The Final Verdict
Hitler’s Jewish Soldiers by Bryan Mark Rigg is one of the more eye-opening and interesting books on lesser-known WWII topics I had the pleasure of reading recently. The author did an exceptional amount of research and, in my opinion, successfully manages to assemble it into an extremely educative and thought-provoking narrative. If you are interested in the Second World War in any capacity, then I firmly believe this is one book you would be glad to have in your library.
Bryan Mark Rigg
Bryan Mark Rigg is an American speaker and author who earned a B.A. from Yale University in 1996 and a doctorate from Cambridge University in 2002 following the reception of a Henry Fellowship.

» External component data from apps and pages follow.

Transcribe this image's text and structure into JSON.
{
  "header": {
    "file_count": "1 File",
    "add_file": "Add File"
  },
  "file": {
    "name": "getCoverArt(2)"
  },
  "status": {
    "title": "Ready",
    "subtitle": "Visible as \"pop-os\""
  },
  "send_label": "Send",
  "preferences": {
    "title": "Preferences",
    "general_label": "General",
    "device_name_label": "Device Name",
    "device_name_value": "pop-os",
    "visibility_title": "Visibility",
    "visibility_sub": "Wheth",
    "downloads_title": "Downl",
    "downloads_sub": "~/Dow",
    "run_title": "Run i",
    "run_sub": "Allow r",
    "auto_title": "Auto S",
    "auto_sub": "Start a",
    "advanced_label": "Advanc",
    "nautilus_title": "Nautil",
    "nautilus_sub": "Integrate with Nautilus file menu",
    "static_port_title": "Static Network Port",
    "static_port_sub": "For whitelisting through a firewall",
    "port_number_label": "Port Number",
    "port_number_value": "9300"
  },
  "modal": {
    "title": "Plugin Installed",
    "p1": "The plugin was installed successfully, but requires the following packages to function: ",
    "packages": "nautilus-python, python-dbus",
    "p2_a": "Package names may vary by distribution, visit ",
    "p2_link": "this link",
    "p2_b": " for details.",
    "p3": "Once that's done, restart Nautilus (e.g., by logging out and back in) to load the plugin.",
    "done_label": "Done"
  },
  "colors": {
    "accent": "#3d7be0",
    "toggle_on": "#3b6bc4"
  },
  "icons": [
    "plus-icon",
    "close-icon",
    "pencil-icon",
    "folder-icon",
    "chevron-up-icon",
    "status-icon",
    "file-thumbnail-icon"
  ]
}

Following a chance meeting with Peter Millies, an elderly German man, Bryan dedicated his career to the topic of Jewish soldiers in the Nazi army, publishing acclaimed works on the subject such as Hitler’s Jewish Soldiers and Rescued from the Reich.